* [GOAL OF THE EXERCISE]
Report the number of lines in the data below that hold "JSON", without any other words.

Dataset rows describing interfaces

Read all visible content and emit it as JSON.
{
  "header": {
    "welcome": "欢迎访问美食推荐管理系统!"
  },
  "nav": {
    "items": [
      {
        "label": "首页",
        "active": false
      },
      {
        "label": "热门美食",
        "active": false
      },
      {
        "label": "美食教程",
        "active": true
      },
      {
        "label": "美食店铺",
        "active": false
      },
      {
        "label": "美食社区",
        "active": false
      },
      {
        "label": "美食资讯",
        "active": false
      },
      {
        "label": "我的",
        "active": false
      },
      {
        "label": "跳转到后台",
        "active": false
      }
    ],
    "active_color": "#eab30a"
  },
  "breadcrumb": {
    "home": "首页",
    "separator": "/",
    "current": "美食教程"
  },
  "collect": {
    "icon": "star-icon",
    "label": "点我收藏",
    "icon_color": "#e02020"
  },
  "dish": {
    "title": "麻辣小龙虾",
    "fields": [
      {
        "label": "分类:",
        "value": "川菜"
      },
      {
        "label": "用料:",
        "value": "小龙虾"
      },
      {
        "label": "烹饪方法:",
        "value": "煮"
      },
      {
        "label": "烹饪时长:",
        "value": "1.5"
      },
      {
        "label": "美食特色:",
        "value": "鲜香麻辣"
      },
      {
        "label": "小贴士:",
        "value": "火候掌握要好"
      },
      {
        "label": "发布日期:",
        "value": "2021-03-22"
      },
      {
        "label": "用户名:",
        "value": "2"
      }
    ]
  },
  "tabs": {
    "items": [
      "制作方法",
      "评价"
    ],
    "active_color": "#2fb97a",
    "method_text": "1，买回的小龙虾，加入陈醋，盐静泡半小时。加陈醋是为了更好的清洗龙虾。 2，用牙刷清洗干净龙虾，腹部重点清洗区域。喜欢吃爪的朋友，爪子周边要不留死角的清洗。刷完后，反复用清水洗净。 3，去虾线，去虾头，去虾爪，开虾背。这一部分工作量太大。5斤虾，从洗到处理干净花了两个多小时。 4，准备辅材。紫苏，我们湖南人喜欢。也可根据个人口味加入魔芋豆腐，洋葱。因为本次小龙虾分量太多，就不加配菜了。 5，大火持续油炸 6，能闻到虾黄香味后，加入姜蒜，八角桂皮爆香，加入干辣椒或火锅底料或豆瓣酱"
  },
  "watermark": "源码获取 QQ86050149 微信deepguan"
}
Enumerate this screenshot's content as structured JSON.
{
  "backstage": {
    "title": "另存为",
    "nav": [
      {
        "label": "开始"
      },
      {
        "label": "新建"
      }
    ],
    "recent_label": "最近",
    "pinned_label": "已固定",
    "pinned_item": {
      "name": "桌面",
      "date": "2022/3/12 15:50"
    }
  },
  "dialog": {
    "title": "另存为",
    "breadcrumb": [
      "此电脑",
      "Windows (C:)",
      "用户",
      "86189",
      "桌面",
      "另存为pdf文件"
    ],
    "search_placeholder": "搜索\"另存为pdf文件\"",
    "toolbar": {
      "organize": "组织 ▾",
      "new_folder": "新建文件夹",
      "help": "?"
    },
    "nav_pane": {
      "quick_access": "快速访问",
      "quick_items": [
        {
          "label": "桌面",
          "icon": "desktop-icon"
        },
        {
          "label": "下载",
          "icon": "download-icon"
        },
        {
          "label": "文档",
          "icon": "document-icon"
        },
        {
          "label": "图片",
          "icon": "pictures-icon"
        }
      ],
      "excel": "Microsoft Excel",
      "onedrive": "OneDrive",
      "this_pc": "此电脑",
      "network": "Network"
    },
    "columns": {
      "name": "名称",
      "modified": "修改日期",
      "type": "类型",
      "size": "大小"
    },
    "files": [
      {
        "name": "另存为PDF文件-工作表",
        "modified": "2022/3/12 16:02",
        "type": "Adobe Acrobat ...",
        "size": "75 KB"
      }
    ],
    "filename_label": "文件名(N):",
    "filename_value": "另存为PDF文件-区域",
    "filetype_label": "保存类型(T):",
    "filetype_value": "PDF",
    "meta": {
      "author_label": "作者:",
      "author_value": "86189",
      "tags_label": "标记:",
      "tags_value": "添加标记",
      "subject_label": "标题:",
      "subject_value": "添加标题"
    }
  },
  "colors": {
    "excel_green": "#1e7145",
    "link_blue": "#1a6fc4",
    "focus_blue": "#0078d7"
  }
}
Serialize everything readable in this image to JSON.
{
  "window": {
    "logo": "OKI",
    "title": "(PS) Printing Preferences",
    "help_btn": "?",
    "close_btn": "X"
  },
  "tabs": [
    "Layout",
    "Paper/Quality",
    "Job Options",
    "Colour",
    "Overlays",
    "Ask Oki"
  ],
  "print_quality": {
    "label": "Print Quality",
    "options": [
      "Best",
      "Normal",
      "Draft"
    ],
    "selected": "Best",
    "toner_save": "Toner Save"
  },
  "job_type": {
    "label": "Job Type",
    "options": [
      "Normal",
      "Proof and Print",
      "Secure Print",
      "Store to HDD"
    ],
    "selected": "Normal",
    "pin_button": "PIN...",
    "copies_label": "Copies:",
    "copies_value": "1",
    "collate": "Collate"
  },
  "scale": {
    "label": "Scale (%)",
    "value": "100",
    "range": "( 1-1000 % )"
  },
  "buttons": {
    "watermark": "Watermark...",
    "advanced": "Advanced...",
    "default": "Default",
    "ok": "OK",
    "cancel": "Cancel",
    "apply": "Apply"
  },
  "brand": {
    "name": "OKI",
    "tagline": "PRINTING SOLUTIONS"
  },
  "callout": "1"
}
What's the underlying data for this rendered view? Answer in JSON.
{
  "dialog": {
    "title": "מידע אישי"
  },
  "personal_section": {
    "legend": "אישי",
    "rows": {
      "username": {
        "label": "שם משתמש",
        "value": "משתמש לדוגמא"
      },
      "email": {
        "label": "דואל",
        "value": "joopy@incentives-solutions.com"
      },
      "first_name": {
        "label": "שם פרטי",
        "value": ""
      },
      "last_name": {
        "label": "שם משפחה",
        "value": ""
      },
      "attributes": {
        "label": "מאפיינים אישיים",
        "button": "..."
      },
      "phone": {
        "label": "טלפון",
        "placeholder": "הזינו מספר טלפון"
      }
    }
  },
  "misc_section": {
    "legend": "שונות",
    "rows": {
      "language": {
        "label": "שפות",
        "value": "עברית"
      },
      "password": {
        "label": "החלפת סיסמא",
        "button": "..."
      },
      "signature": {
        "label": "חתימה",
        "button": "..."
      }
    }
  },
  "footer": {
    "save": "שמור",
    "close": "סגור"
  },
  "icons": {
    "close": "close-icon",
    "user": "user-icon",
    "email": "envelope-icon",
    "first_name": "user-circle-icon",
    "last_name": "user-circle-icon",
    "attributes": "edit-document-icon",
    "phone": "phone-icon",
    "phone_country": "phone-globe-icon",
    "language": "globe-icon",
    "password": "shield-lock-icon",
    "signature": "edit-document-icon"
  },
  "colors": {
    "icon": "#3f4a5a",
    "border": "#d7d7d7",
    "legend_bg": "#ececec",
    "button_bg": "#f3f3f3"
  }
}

* [RESPONSE FOR THIS EXERCISE]
4